The Wine Media Conference was started in 2008 as the Wine Bloggers Conference but underwent a name change last fall to more accurately reflect the attendance. “Not only did we have non-blogging wine media attending,” explained conference organizer Allan Wright, “but the reality is most traditional wine journalists also engage in social media and many wine bloggers also write for other outlets.”
Essentially, the lines defining who is “media’ have blurred over the past 15 or so years. With the advent of blogging, “citizen” journalists in the form of bloggers became prevalent and started attracting readers. In the wine industry, thousands of individuals around the world started wine blogs, grew their communities, engaged in social media, and became relevant to the wine industry.
Any one blog might not have a huge following but can still wield influence. “The reason wine blogs are important to the industry is that bloggers are seen as independent and passionate about the subject,” explains Wright of the conference. “If a wine blogger in Chicago writes only about Pinot Noir and has 20,000 followers, that might not seem like a large number but those 20,000 consumers care about what that blogger has to say.”
This power of “micro-influencers” is well discussed in marketing circles. Companies in many industries now send their marketing dollars towards these media with small audiences rather than towards traditional print publications because they are seeing a bigger impact from these relationships.


This influence is showcased at a conference when many influencers and traditional media come together. One blogger with a loyal following of 20,000 is magnified when there are 100 of those folks in the same room.
“When is Australia ever going to see 50 wine writers come to its shores from North America all at one time?” queries Wright.
From the attendees’ viewpoint, the Wine Media Conference serves a number of purposes. First and foremost, the conference provides education and learning. As a professional event, the conference has many hours of classroom content with subjects focused on writing, social media, videography, photography, and much more.
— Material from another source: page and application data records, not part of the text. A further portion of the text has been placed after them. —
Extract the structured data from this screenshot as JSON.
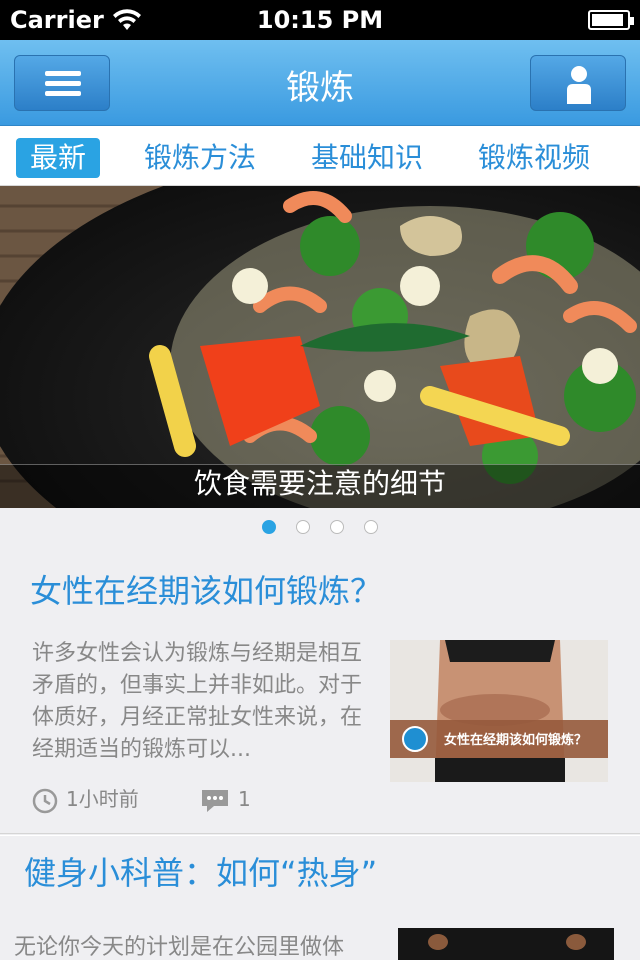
{
  "status_bar": {
    "carrier": "Carrier",
    "time": "10:15 PM",
    "battery_level": 0.9
  },
  "nav": {
    "title": "锻炼",
    "menu_icon": "hamburger-menu-icon",
    "user_icon": "user-profile-icon"
  },
  "tabs": [
    {
      "label": "最新",
      "active": true
    },
    {
      "label": "锻炼方法",
      "active": false
    },
    {
      "label": "基础知识",
      "active": false
    },
    {
      "label": "锻炼视频",
      "active": false
    }
  ],
  "banner": {
    "caption": "饮食需要注意的细节",
    "slide_count": 4,
    "active_slide": 1
  },
  "articles": [
    {
      "title": "女性在经期该如何锻炼？",
      "summary": "许多女性会认为锻炼与经期是相互矛盾的，但事实上并非如此。对于体质好，月经正常扯女性来说，在经期适当的锻炼可以...",
      "thumb_caption": "女性在经期该如何锻炼？",
      "time": "1小时前",
      "comments": "1"
    },
    {
      "title": "健身小科普：如何“热身”",
      "summary": "无论你今天的计划是在公园里做体"
    }
  ],
  "colors": {
    "accent": "#2a8ed8",
    "nav_bg": "#3a9ae0",
    "active_tab": "#2aa3e3"
  }
}
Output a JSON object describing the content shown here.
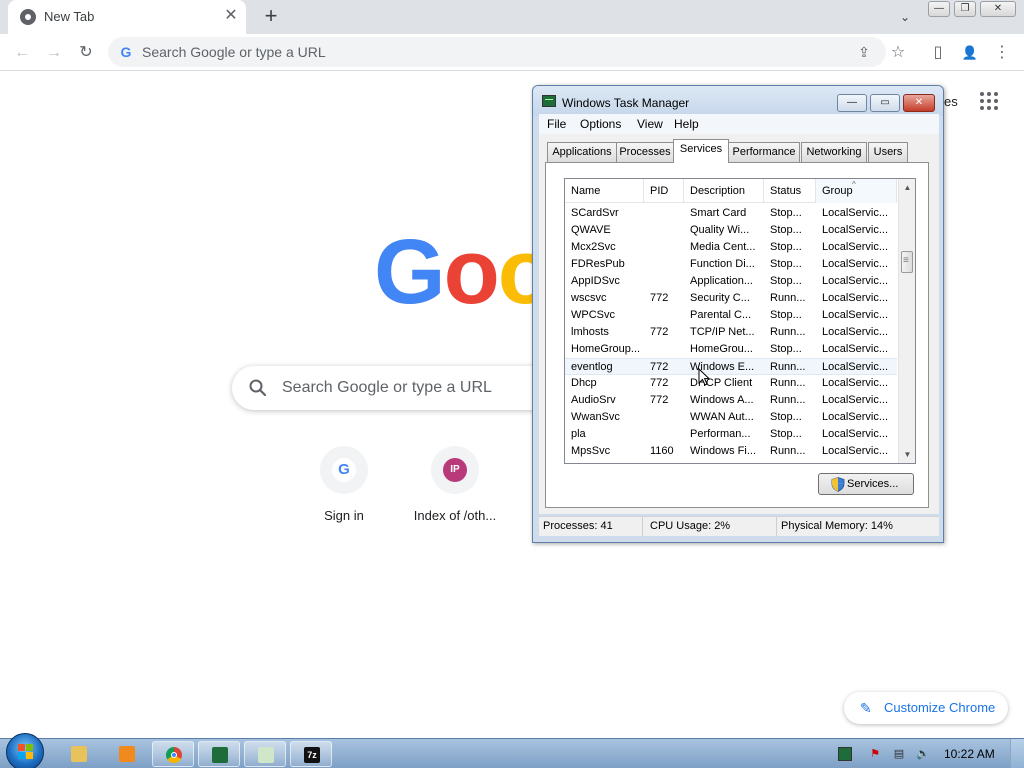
{
  "browser": {
    "tab": {
      "title": "New Tab",
      "close": "✕"
    },
    "new_tab": "+",
    "tab_search": "⌄",
    "window_controls": {
      "minimize": "—",
      "maximize": "❐",
      "close": "✕"
    },
    "nav": {
      "back": "←",
      "forward": "→",
      "reload": "↻"
    },
    "omnibox": {
      "placeholder": "Search Google or type a URL",
      "value": ""
    },
    "toolbar_icons": {
      "share": "⇪",
      "bookmark": "☆",
      "side_panel": "▯",
      "profile": "👤",
      "menu": "⋮"
    }
  },
  "ntp": {
    "logo_visible": [
      "G",
      "o",
      "o"
    ],
    "search": {
      "placeholder": "Search Google or type a URL",
      "value": ""
    },
    "shortcuts": [
      {
        "label": "Sign in",
        "icon": "G",
        "icon_name": "google-icon"
      },
      {
        "label": "Index of /oth...",
        "icon": "IP",
        "icon_name": "ip-icon"
      }
    ],
    "top_link_partial": "es",
    "customize_label": "Customize Chrome"
  },
  "task_manager": {
    "title": "Windows Task Manager",
    "controls": {
      "minimize": "—",
      "maximize": "▭",
      "close": "✕"
    },
    "menu": [
      "File",
      "Options",
      "View",
      "Help"
    ],
    "tabs": [
      "Applications",
      "Processes",
      "Services",
      "Performance",
      "Networking",
      "Users"
    ],
    "active_tab": "Services",
    "columns": [
      "Name",
      "PID",
      "Description",
      "Status",
      "Group"
    ],
    "sorted_column": "Group",
    "rows": [
      {
        "name": "SCardSvr",
        "pid": "",
        "description": "Smart Card",
        "status": "Stop...",
        "group": "LocalServic..."
      },
      {
        "name": "QWAVE",
        "pid": "",
        "description": "Quality Wi...",
        "status": "Stop...",
        "group": "LocalServic..."
      },
      {
        "name": "Mcx2Svc",
        "pid": "",
        "description": "Media Cent...",
        "status": "Stop...",
        "group": "LocalServic..."
      },
      {
        "name": "FDResPub",
        "pid": "",
        "description": "Function Di...",
        "status": "Stop...",
        "group": "LocalServic..."
      },
      {
        "name": "AppIDSvc",
        "pid": "",
        "description": "Application...",
        "status": "Stop...",
        "group": "LocalServic..."
      },
      {
        "name": "wscsvc",
        "pid": "772",
        "description": "Security C...",
        "status": "Runn...",
        "group": "LocalServic..."
      },
      {
        "name": "WPCSvc",
        "pid": "",
        "description": "Parental C...",
        "status": "Stop...",
        "group": "LocalServic..."
      },
      {
        "name": "lmhosts",
        "pid": "772",
        "description": "TCP/IP Net...",
        "status": "Runn...",
        "group": "LocalServic..."
      },
      {
        "name": "HomeGroup...",
        "pid": "",
        "description": "HomeGrou...",
        "status": "Stop...",
        "group": "LocalServic..."
      },
      {
        "name": "eventlog",
        "pid": "772",
        "description": "Windows E...",
        "status": "Runn...",
        "group": "LocalServic..."
      },
      {
        "name": "Dhcp",
        "pid": "772",
        "description": "DHCP Client",
        "status": "Runn...",
        "group": "LocalServic..."
      },
      {
        "name": "AudioSrv",
        "pid": "772",
        "description": "Windows A...",
        "status": "Runn...",
        "group": "LocalServic..."
      },
      {
        "name": "WwanSvc",
        "pid": "",
        "description": "WWAN Aut...",
        "status": "Stop...",
        "group": "LocalServic..."
      },
      {
        "name": "pla",
        "pid": "",
        "description": "Performan...",
        "status": "Stop...",
        "group": "LocalServic..."
      },
      {
        "name": "MpsSvc",
        "pid": "1160",
        "description": "Windows Fi...",
        "status": "Runn...",
        "group": "LocalServic..."
      }
    ],
    "hovered_row": "eventlog",
    "services_button": "Services...",
    "status_bar": {
      "processes": "Processes: 41",
      "cpu": "CPU Usage: 2%",
      "memory": "Physical Memory: 14%"
    }
  },
  "taskbar": {
    "clock": "10:22 AM",
    "apps": [
      {
        "name": "explorer",
        "icon_name": "folder-icon",
        "color": "#e8c25a"
      },
      {
        "name": "media-player",
        "icon_name": "media-player-icon",
        "color": "#f08a1c"
      },
      {
        "name": "chrome",
        "icon_name": "chrome-icon",
        "color": "#db4437"
      },
      {
        "name": "task-manager",
        "icon_name": "task-manager-icon",
        "color": "#1e6c3a"
      },
      {
        "name": "notepad",
        "icon_name": "notepad-icon",
        "color": "#cfe6c8"
      },
      {
        "name": "7-zip",
        "icon_name": "7zip-icon",
        "color": "#111111",
        "text": "7z"
      }
    ]
  }
}
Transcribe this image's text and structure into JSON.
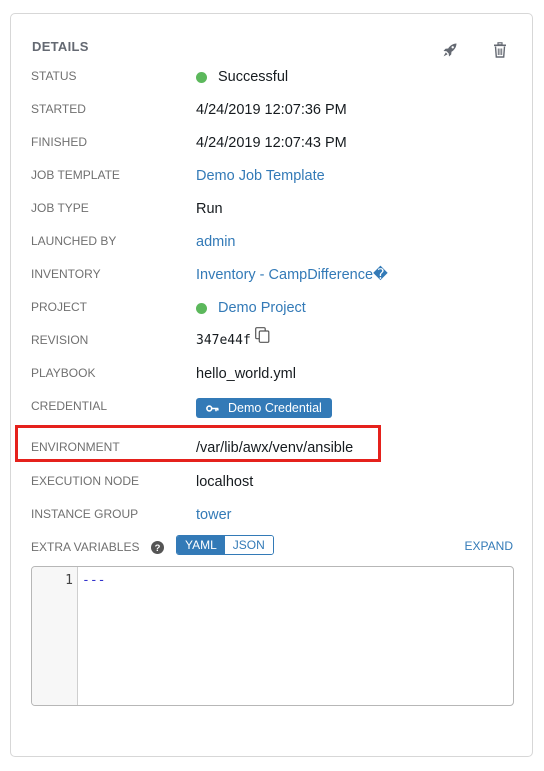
{
  "panel": {
    "title": "DETAILS",
    "actions": {
      "relaunch_icon": "rocket-icon",
      "delete_icon": "trash-icon"
    }
  },
  "details": {
    "status": {
      "label": "STATUS",
      "value": "Successful",
      "color": "#5cb85c"
    },
    "started": {
      "label": "STARTED",
      "value": "4/24/2019 12:07:36 PM"
    },
    "finished": {
      "label": "FINISHED",
      "value": "4/24/2019 12:07:43 PM"
    },
    "job_template": {
      "label": "JOB TEMPLATE",
      "value": "Demo Job Template"
    },
    "job_type": {
      "label": "JOB TYPE",
      "value": "Run"
    },
    "launched_by": {
      "label": "LAUNCHED BY",
      "value": "admin"
    },
    "inventory": {
      "label": "INVENTORY",
      "value": "Inventory - CampDifference�"
    },
    "project": {
      "label": "PROJECT",
      "value": "Demo Project",
      "color": "#5cb85c"
    },
    "revision": {
      "label": "REVISION",
      "value": "347e44f"
    },
    "playbook": {
      "label": "PLAYBOOK",
      "value": "hello_world.yml"
    },
    "credential": {
      "label": "CREDENTIAL",
      "value": "Demo Credential"
    },
    "environment": {
      "label": "ENVIRONMENT",
      "value": "/var/lib/awx/venv/ansible"
    },
    "execution_node": {
      "label": "EXECUTION NODE",
      "value": "localhost"
    },
    "instance_group": {
      "label": "INSTANCE GROUP",
      "value": "tower"
    }
  },
  "extra_variables": {
    "label": "EXTRA VARIABLES",
    "yaml_label": "YAML",
    "json_label": "JSON",
    "selected": "YAML",
    "expand_label": "EXPAND",
    "line_number": "1",
    "content": "---"
  },
  "colors": {
    "accent": "#337ab7",
    "success": "#5cb85c",
    "highlight": "#e5211c"
  }
}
“The modern day wine writer is essentially his or her own business person,” claims Wright. “Even a traditional writer who has a paid assignment with a major magazine is very likely to have their own website, social media accounts, and even e-newsletters. That means he or she is just as interested in these marketing and communications skills as the winery in the next wine region.”
In addition to content, attending media come to network with each other and with the industry attendees. Often times, writers are aware of and communicate with each other but rarely meet face to face. The Wine Media Conference provides this opportunity via its annual meeting.
Finally, the conference provides insight into a new wine region and new wines. “Moving the conference year after year is not easy,” exclaims Wright. “But it also provides great benefits to our loyal attendees who want to see new wine regions they might never have visited.”
There are many wine pouring opportunities at the conference. Some include content sessions, in which companies such as Pernod Ricard will present an educational session including wine tasting to attendees. Another event is a Live Wine Social, which is similar to speed dating. Wineries pour wines for a table of attendees who have five minutes to evaluate and ideally write about the wines on social media. A traditional Expo also takes place during the conference.
Wright elected to move the Wine Media Conference to Australia for a number of reasons. “We had great support from our local partners, including a grant administered by Wine Australia,” explains Wright. “But more importantly, we wanted to give our North American alumni the chance to attend the conference in an exciting wine region far from their homes and also give Australian media the opportunity to attend without such a long trip.”
The Wine Media Conference will likely move back to North America next year, so jump on board now and get involved by registering for or sponsoring the conference.